1. Sell Your Guests
We don't mean this literally, of course. We're talking about demographics. When it comes to getting the goods in your goodie bags, you have to give companies a compelling reason to participate. "The only reason someone is going to give free products is to reach a demographic that they're looking for exposure with," says Debra Scott, formerly of the New York firm Luxe Bags, and who recently joined Distinctive Assets in Los Angeles.

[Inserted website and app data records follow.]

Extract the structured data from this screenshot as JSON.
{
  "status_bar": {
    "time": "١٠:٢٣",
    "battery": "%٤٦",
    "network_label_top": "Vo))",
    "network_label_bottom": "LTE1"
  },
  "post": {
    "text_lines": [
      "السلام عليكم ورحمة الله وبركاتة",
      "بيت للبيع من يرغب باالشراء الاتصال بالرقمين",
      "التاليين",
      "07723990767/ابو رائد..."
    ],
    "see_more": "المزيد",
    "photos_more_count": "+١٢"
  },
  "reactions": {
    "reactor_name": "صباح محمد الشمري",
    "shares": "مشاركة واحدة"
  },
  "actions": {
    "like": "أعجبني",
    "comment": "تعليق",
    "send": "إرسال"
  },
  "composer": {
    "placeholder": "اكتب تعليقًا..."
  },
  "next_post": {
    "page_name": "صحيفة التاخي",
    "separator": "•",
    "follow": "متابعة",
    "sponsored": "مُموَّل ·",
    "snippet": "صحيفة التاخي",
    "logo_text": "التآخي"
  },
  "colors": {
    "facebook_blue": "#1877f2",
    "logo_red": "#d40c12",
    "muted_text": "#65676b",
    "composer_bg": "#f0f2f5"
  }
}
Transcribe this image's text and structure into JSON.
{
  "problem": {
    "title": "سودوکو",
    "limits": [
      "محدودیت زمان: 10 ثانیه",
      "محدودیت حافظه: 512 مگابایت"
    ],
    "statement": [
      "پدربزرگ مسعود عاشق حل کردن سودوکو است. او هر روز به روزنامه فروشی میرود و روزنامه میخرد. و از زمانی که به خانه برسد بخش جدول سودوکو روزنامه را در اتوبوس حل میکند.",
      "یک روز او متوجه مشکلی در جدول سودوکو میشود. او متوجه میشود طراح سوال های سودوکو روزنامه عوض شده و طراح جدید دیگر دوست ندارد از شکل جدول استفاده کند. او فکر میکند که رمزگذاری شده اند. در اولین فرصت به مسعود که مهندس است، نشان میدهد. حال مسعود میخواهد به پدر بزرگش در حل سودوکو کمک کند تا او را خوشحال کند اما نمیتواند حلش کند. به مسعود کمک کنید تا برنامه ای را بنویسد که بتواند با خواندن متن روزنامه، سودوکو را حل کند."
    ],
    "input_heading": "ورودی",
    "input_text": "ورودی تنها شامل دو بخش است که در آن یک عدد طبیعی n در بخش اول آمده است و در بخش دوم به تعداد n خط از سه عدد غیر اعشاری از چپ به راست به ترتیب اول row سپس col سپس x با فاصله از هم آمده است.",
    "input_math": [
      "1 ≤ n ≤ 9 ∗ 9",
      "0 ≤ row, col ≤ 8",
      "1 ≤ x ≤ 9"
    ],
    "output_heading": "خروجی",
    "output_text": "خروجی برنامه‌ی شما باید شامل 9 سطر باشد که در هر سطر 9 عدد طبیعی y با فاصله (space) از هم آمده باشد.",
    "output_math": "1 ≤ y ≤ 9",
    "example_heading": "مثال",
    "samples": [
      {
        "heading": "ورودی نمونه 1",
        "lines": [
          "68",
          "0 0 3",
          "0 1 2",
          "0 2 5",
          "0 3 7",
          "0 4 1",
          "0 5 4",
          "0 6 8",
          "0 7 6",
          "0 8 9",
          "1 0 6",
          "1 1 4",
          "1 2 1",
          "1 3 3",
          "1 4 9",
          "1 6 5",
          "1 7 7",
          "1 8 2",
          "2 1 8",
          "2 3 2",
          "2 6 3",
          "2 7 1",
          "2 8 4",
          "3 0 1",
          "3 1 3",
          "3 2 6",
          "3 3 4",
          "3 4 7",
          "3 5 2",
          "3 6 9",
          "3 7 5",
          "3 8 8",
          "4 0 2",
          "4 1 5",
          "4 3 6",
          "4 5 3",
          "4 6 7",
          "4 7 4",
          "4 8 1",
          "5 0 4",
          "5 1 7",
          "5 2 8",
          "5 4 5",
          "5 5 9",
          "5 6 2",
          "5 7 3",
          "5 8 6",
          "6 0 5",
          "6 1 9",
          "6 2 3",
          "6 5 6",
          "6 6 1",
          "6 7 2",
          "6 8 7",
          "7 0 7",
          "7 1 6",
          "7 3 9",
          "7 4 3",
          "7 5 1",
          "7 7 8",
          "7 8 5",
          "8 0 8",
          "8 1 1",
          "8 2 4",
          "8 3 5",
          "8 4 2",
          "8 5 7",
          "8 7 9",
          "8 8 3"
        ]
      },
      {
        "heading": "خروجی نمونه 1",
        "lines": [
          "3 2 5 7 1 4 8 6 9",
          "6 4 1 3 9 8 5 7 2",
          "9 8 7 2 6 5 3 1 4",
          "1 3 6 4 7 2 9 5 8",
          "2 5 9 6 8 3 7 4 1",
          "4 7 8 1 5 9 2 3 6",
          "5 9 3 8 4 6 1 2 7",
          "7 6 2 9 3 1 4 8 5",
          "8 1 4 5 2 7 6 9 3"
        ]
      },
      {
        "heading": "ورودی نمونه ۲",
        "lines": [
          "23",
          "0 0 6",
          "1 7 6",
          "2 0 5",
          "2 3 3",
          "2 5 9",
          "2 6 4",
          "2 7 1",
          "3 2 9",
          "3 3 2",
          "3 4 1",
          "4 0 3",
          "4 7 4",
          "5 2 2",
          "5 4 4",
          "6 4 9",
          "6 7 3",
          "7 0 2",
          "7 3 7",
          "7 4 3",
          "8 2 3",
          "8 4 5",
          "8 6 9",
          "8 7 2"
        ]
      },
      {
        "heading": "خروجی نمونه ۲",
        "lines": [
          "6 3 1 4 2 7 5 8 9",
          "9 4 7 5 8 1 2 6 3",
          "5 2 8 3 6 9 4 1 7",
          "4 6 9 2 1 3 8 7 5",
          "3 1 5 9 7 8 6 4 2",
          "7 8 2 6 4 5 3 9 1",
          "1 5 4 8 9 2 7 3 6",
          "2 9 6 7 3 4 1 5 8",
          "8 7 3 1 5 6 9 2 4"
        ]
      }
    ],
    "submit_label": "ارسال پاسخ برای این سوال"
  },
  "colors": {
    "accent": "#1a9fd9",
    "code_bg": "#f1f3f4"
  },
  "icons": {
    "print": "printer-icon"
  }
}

Scott says she gets too many calls from potential clients looking for just anyone to give away products. "I don't think there's any real strategy that takes place," she says. "People just call anybody and everybody, instead of thinking and targeting the type of company that would be interested in their demographics." By convincing companies to think of your gift bag as another advertising medium, you have a better shot of getting them to pony up their products. Guests will be happier with their loot, too, if it's actually targeted to them.
2. Forget the Filler
"Don't fill your bag with junk just for the sake of having a bag," says Caryl Chinn, group director of culinary marketing at Karlitz & Company. The reason: "If guests don't feel the bags are worthwhile, they could end up all over the street outside your venue—that's your brand in the gutter." What constitutes "junk"? Brochures or literature, and branded tchotchkes like mints and pens. (We write for a living, and even we don't want another pen.) If that eliminates everything you have to give, remember that there's no rule that you have to provide a bag at the end of the night. "I think it's better to do no gift bag at all than to create one that's going to leave guests disappointed when they open it," says Amy McFarland, co-founder of gift bag company Snap Sacks. "I'd rather [guests simply] walk away thinking, 'That was a spectacular event, and I had a great time.'" If you don't have enough for a bag, Chinn recommends putting a favor at guests' place settings, such as a small box of chocolates or cookies.
3. Hunt Down Something Unexpected
For gift bags that get talked about, make sure yours contain at least one item that will wow your guests. "I always like to have at least one weird or wonderful item," says Stephanie Jo Klein, founder of New York–based gift bag marketing firm Klein Creative Communications, "something really fun." At a recent women-oriented book launch, Klein included an item called the Cleavage Cooler—an aromatherapy sachet that can be frozen and then tucked into a bra—that guests went gaga over. Unusual or overstuffed bags often get press attention, and great buzz about a bag "keeps people talking about an event and gets them excited to attend the event next year," McFarland says.
4. Consider the Size
Everyone loves a gift bag chock full of goodies like large bottles of upscale alcohol and beauty products, but strive for balance when it comes to size. If your event is an after-work cocktail party or early evening affair—leaving guests time for after-event dinner plans—consider a smaller, less bulky bag, says Sara Dallaire, manager of special events for Tiffany & Company. On the other hand, don't make it so lightweight it lacks a wow factor, Klein says. "Gift certificates are wonderful, but you shouldn't give a gift bag that's only filled with paper. The bag should feel like there's some weight to it."
5. Control End-of-the-Event Chaos
We've all seen bad behavior at an event's exit—some people will do anything to get a gift bag (or two, or four). "People love free [stuff ]," Klein says. "They'll want to take 10, even if it stinks." To keep greedy goodie bag grabbers in check, you need a system. Increasingly, event planners are forgoing the random, end-of-the-evening handouts in favor of more organized systems. "I definitely recommend having a strong person as the gift bag captain, as it's never an easy distribution," says Lindsey Hicky, special projects director of Condé Nast Traveler. At the magazine's recent Hot List party, Hicky and her staff gave guests branded poker chips as they entered the event; guests redeemed them on their way out to get a gift bag. "This process worked well, and better managed the multibag requests," she says. Klein has started using customized rubber bracelets that have the event name on them and tiny tearaway labels that can be ripped off to redeem a gift bag. "If you don't have the bracelet and tag, you don't get a goodie bag," she says. "The whole point is not to have it be a free-for-all." Still, sticky-fingered attendees aren't worth causing a scene. "The best thing is to be very gracious and have lots of extras," Dallaire says.
—Erika Rasmusson Janes
This story originally appeared in the August/September 2005 issue of the BiZBash Event Style Reporter.
5 Tips for Gift Bags
Yes, everybody likes free stuff, but putting together a great sack of goodies isn't so simple.
1. Sell Your Guests